I’m not enough of an immunology geek to be able to tell you what profile we would be looking for, and I don’t think we even quite know yet. My impression is that CD8+ cells are more well-established as being important in clearing viral infections (especially respiratory viruses), but the CD4+ ones (and the ratio of the two) are real players as well. As for the Th1 and Th2 subsets of those CD4+ cells, there’s evidence that the Th1 type are more powerful against viral pathogens, at least for some viruses. The general belief, in fact, has been that Th1 cells are more important in fighting intracellular pathogens in general, with Th2 cells going after extracellular parasites and the like, but (like everything else in immunology) that framework has only become more complicated as we learn more about it.
So from my bozo-immunology perspective, I think at first glance that I would rather see a more robust CD8+ response than what Moderna has shown here. Others seem to feel similarly. But that said, I don’t know what the convalescent patient T-cell situation is, either: what kind of response did these people have when they cleared the virus on their own? We don’t have the figures from the set of patients in this paper (they just took plasma to evaluate antibodies). But we know from a study of 10 infected patients with respiratory distress that those patients had a higher CD4+/CD8+ ratio, and that they had a higher Th1 response among the CD4+ cells. But you’d want to hear about the people who recovered smoothly as well as about the ones who ended up on respirators, wouldn’t you? The main thing I’ve been able to find on that is this paper, which also showed a shift towards CD4+ cells in pooled plasma from convalescent patients, and among those cells a very pronounced Th1-driven response (note: more on this one here, and in a separate blog post, coming shortly). So the Moderna data might well resemble the profile of recovered patients, which doesn’t sound so bad, although keep in mind that there might still be better ways to clear the virus than the response that we tend to get. We’re just going to have to see how things play out in Phase II/III, aren’t we? One also would like to see such profiles for the other vaccines in the race, and I assume that we will.
The comparisons are going to be pretty darn interesting. As you can see, Moderna’s candidate is absolutely going to need two injections (as did the Pfizer/BioNTech vaccine candidate), and the reaction to the second dose is pretty vigorous. Will that cause trouble in moving into a larger and more diverse patient cohort? The Moderna neutralizing antibody response seems broadly similar to the Pfizer study, but we don’t have any T-cell profiling from Pfizer yet, so it’s impossible to make any comparisons in that department. The Pfizer/BioNTech adverse event profiling looked a bit better – is that going to be a distinguishing characteristic as the various vaccines go on? Will there be (can there be?) a single-dose vaccine from someone, which would make life and logistics much easier?
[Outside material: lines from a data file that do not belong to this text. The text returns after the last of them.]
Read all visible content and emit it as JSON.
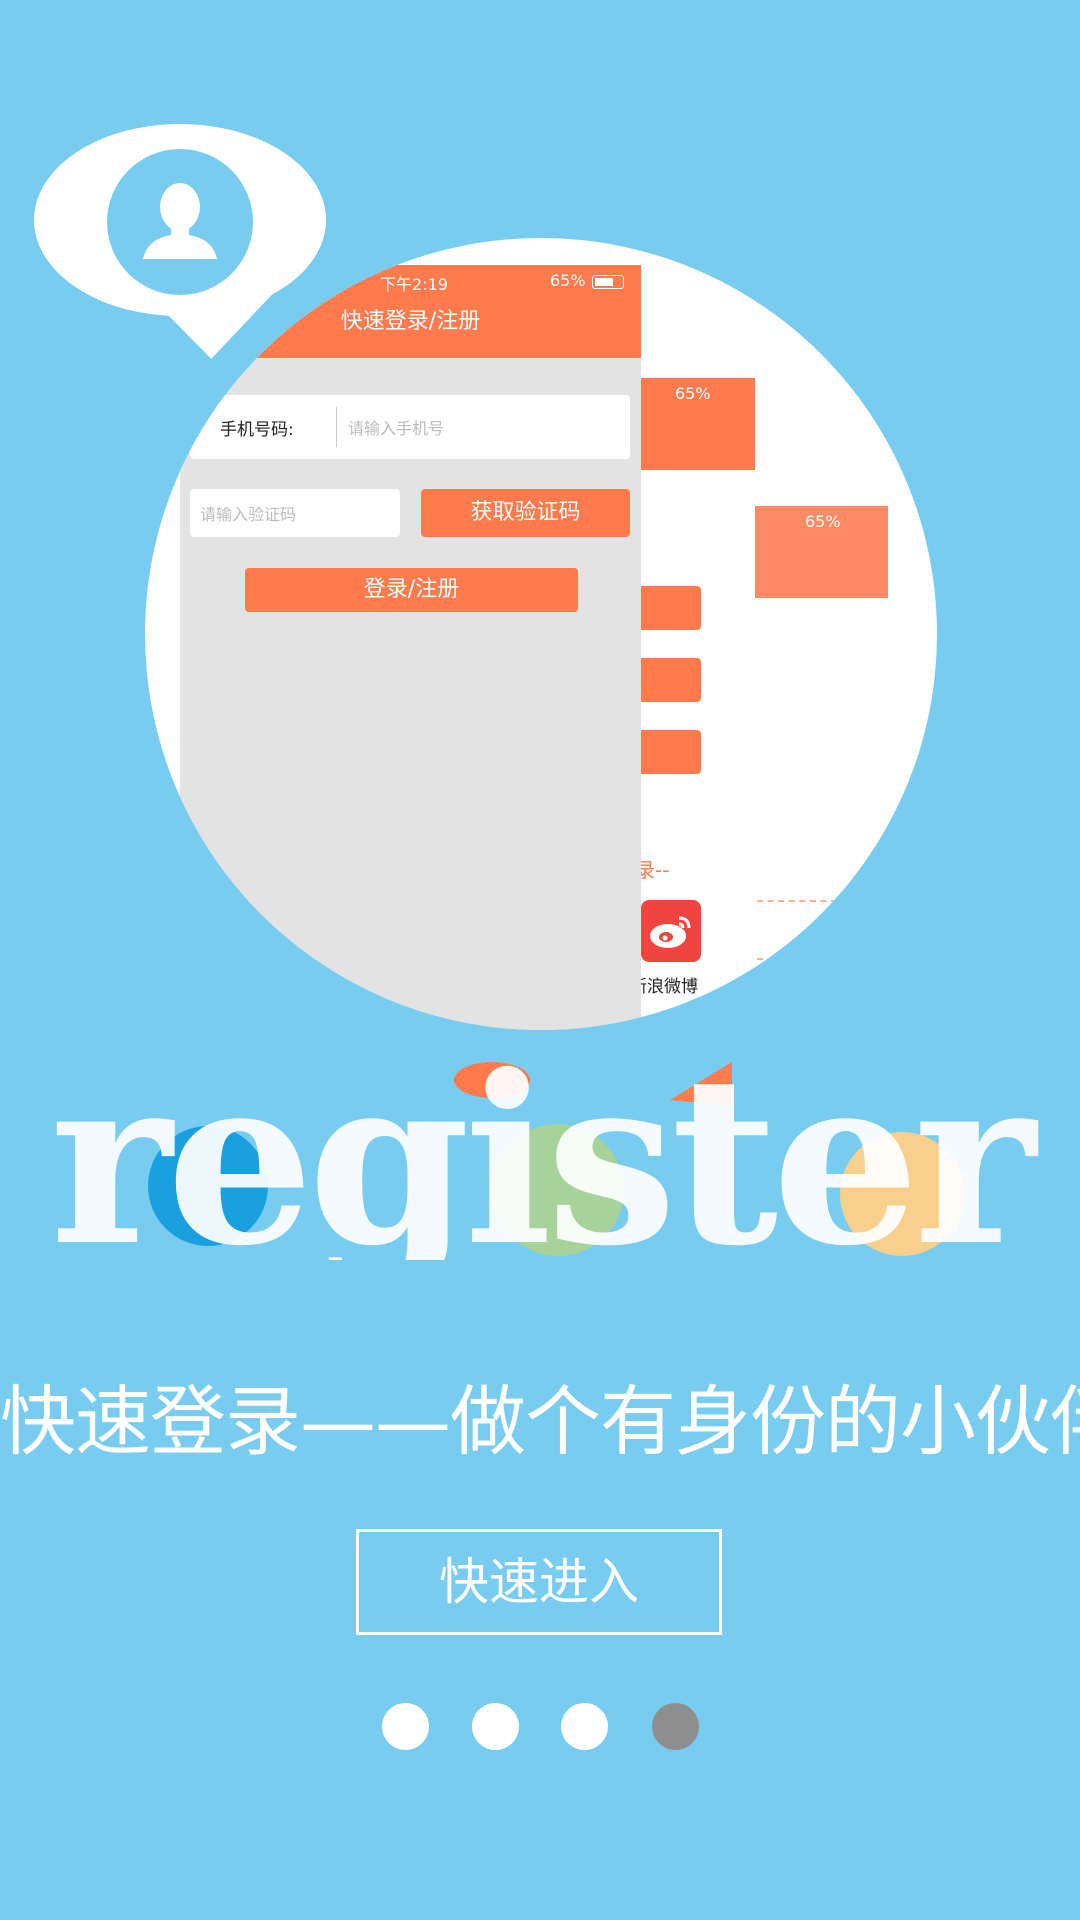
{
  "phone_card": {
    "status_time": "下午2:19",
    "battery": "65%",
    "title": "快速登录/注册",
    "phone_label": "手机号码:",
    "phone_placeholder": "请输入手机号",
    "code_placeholder": "请输入验证码",
    "get_code_button": "获取验证码",
    "login_button": "登录/注册"
  },
  "background_screens": {
    "battery_1": "65%",
    "battery_2": "65%",
    "or_text": "录--",
    "weibo_label": "新浪微博"
  },
  "hero_word": "register",
  "slogan": "快速登录——做个有身份的小伙伴",
  "enter_button": "快速进入",
  "page_indicator": {
    "total": 4,
    "active_index": 3
  },
  "colors": {
    "background": "#78ccef",
    "accent": "#ff7a4d",
    "inactive_dot": "#8e8e8e"
  }
}
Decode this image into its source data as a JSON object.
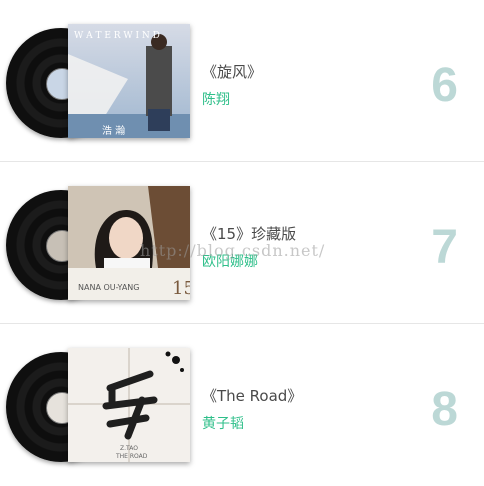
{
  "items": [
    {
      "title": "《旋风》",
      "artist": "陈翔",
      "rank": "6",
      "cover_text_top": "W A T E R W I N D",
      "cover_text_bottom": "浩 瀚"
    },
    {
      "title": "《15》珍藏版",
      "artist": "欧阳娜娜",
      "rank": "7",
      "cover_text_bottom": "NANA OU-YANG",
      "cover_mark": "15"
    },
    {
      "title": "《The Road》",
      "artist": "黄子韬",
      "rank": "8",
      "cover_text_bottom": "Z.TAO",
      "cover_text_bottom2": "THE ROAD"
    }
  ],
  "watermark": "http://blog.csdn.net/",
  "colors": {
    "artist": "#2fbf8a",
    "rank": "#bcd8d6",
    "divider": "#e6e6e6"
  }
}
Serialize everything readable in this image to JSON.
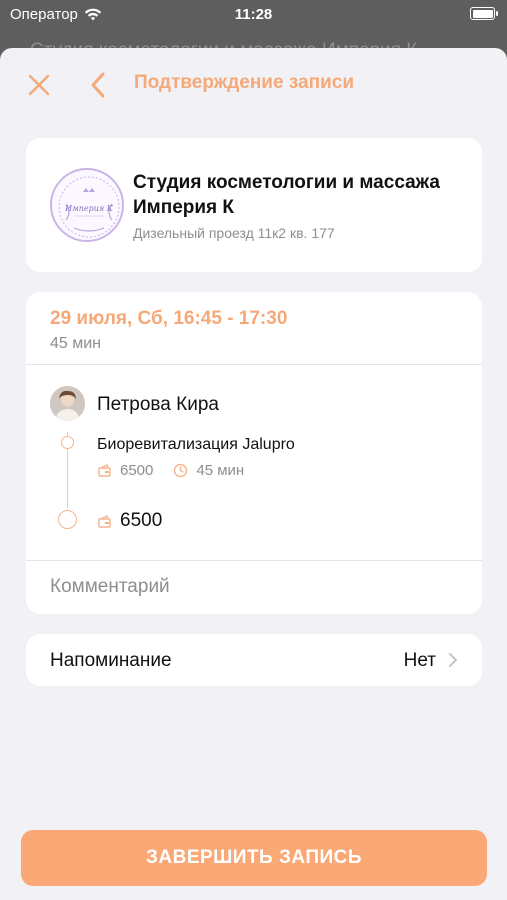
{
  "status_bar": {
    "carrier": "Оператор",
    "time": "11:28"
  },
  "background_title": "Студия косметологии и массажа Империя К",
  "header": {
    "title": "Подтверждение записи"
  },
  "salon": {
    "logo_text": "Империя К",
    "name": "Студия косметологии и массажа Империя К",
    "address": "Дизельный проезд 11к2 кв. 177"
  },
  "booking": {
    "datetime": "29 июля, Сб, 16:45 - 17:30",
    "duration": "45 мин",
    "master": {
      "name": "Петрова Кира"
    },
    "services": [
      {
        "name": "Биоревитализация  Jalupro",
        "price": "6500",
        "duration": "45 мин"
      }
    ],
    "total": "6500",
    "comment_placeholder": "Комментарий"
  },
  "reminder": {
    "label": "Напоминание",
    "value": "Нет"
  },
  "submit_label": "ЗАВЕРШИТЬ ЗАПИСЬ",
  "colors": {
    "accent": "#f5a878",
    "button": "#f9a876",
    "sheet_bg": "#f2f2f6",
    "card_bg": "#ffffff",
    "secondary_text": "#8e8e93"
  }
}
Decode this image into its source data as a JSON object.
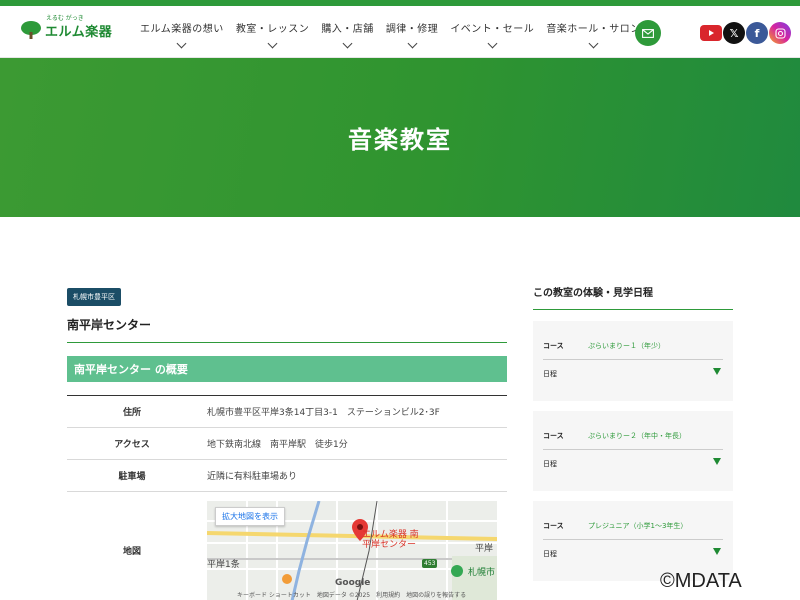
{
  "header": {
    "logo_text": "エルム楽器",
    "logo_sub": "えるむ がっき",
    "nav": [
      {
        "label": "エルム楽器の想い"
      },
      {
        "label": "教室・レッスン"
      },
      {
        "label": "購入・店舗"
      },
      {
        "label": "調律・修理"
      },
      {
        "label": "イベント・セール"
      },
      {
        "label": "音楽ホール・サロン"
      }
    ],
    "social": {
      "x": "𝕏",
      "facebook": "f"
    }
  },
  "hero": {
    "title": "音楽教室"
  },
  "main": {
    "badge": "札幌市豊平区",
    "center_title": "南平岸センター",
    "section_title": "南平岸センター の概要",
    "table": [
      {
        "label": "住所",
        "value": "札幌市豊平区平岸3条14丁目3-1　ステーションビル2･3F"
      },
      {
        "label": "アクセス",
        "value": "地下鉄南北線　南平岸駅　徒歩1分"
      },
      {
        "label": "駐車場",
        "value": "近隣に有料駐車場あり"
      },
      {
        "label": "地図"
      }
    ],
    "map": {
      "expand_label": "拡大地図を表示",
      "pin_label": "エルム楽器 南平岸センター",
      "label_left": "平岸1条",
      "label_right": "平岸",
      "label_poi": "札幌市",
      "route": "453",
      "google": "Google",
      "footer": "キーボード ショートカット　地図データ ©2025　利用規約　地図の誤りを報告する"
    }
  },
  "side": {
    "title": "この教室の体験・見学日程",
    "course_label": "コース",
    "date_label": "日程",
    "cards": [
      {
        "course": "ぷらいまりー１（年少）"
      },
      {
        "course": "ぷらいまりー２（年中・年長）"
      },
      {
        "course": "プレジュニア（小学1〜3年生）"
      }
    ]
  },
  "watermark": "©MDATA",
  "colors": {
    "brand_green": "#2e9a3a",
    "section_green": "#5fc08f",
    "badge_navy": "#1b4d66"
  }
}
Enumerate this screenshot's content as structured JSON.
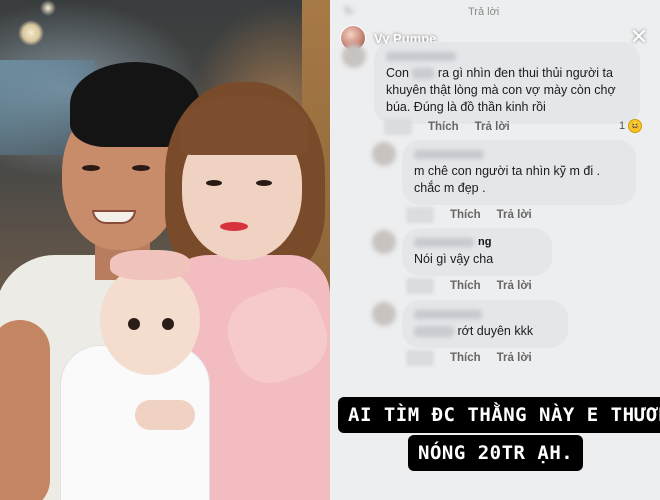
{
  "story": {
    "header_top_text": "Trả lời",
    "username": "Vy Pumpe",
    "close_icon": "close-icon"
  },
  "comments": [
    {
      "text_prefix": "Con",
      "text_rest": "ra gì nhìn đen thui thủi người ta khuyên thật lòng mà con vợ mày còn chợ búa. Đúng là đồ thần kinh rồi",
      "like": "Thích",
      "reply": "Trả lời",
      "reaction_count": "1",
      "reaction_icon": "haha-emoji-icon"
    },
    {
      "name_suffix": "",
      "text": "m chê con người ta nhìn kỹ m đi . chắc m đẹp .",
      "like": "Thích",
      "reply": "Trả lời"
    },
    {
      "name_suffix": "ng",
      "text": "Nói gì vậy cha",
      "like": "Thích",
      "reply": "Trả lời"
    },
    {
      "text": "rớt duyên kkk",
      "like": "Thích",
      "reply": "Trả lời"
    }
  ],
  "caption": {
    "line1": "AI TÌM ĐC THẰNG NÀY E THƯỞNG",
    "line2": "NÓNG 20TR ẠH."
  }
}
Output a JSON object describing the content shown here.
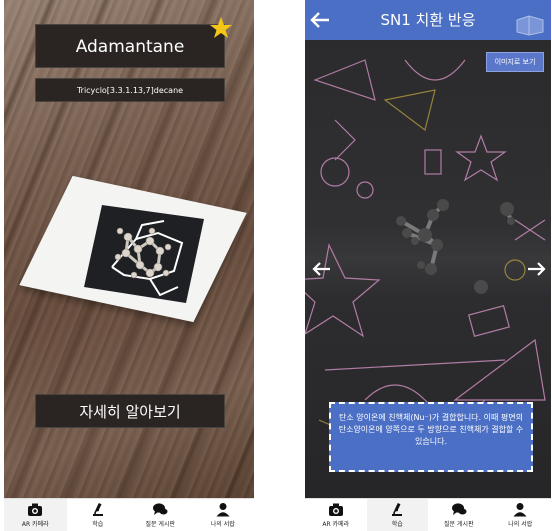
{
  "left_screen": {
    "molecule_name": "Adamantane",
    "iupac_name": "Tricyclo[3.3.1.13,7]decane",
    "learn_more_label": "자세히 알아보기",
    "star_color": "#f5c518"
  },
  "right_screen": {
    "header_title": "SN1 치환 반응",
    "image_button_label": "이미지로 보기",
    "description": "탄소 양이온에 친핵체(Nu⁻)가 결합합니다. 이때 평면의 탄소양이온에 양쪽으로 두 방향으로 친핵체가 결합할 수 있습니다.",
    "header_color": "#4b6fc4"
  },
  "tabs": [
    {
      "label": "AR 카메라",
      "icon": "camera-icon"
    },
    {
      "label": "학습",
      "icon": "microscope-icon"
    },
    {
      "label": "질문 게시판",
      "icon": "chat-icon"
    },
    {
      "label": "나의 서랍",
      "icon": "person-icon"
    }
  ],
  "left_active_tab": 0,
  "right_active_tab": 1
}
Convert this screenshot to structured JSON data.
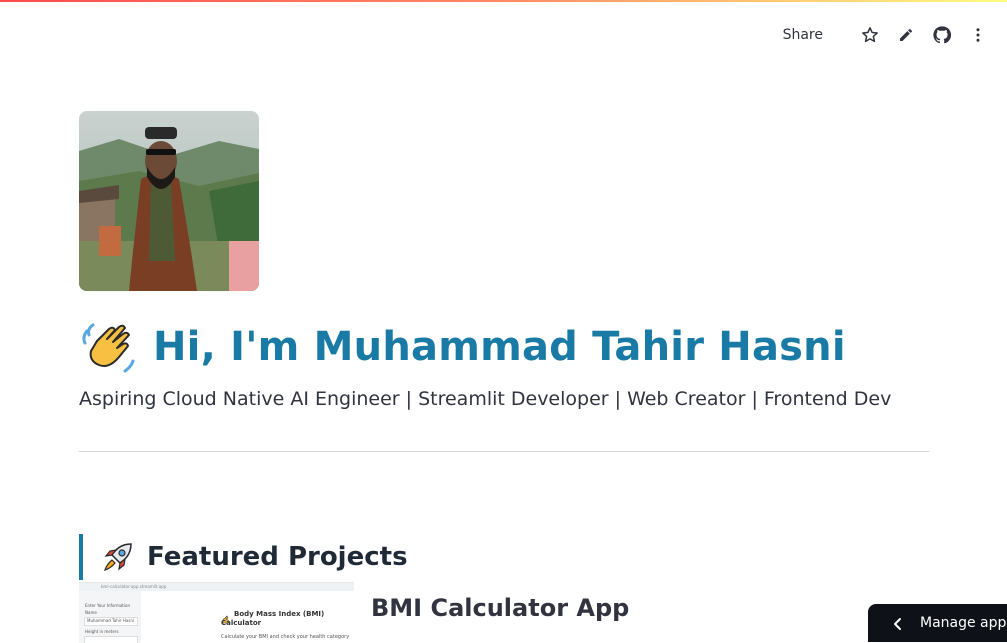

What will the differences be in the strength of real-world protection against infection, and in its duration? I have no earthly idea, and neither does anyone else: that’s why everyone is charging into the later clinical trial phases.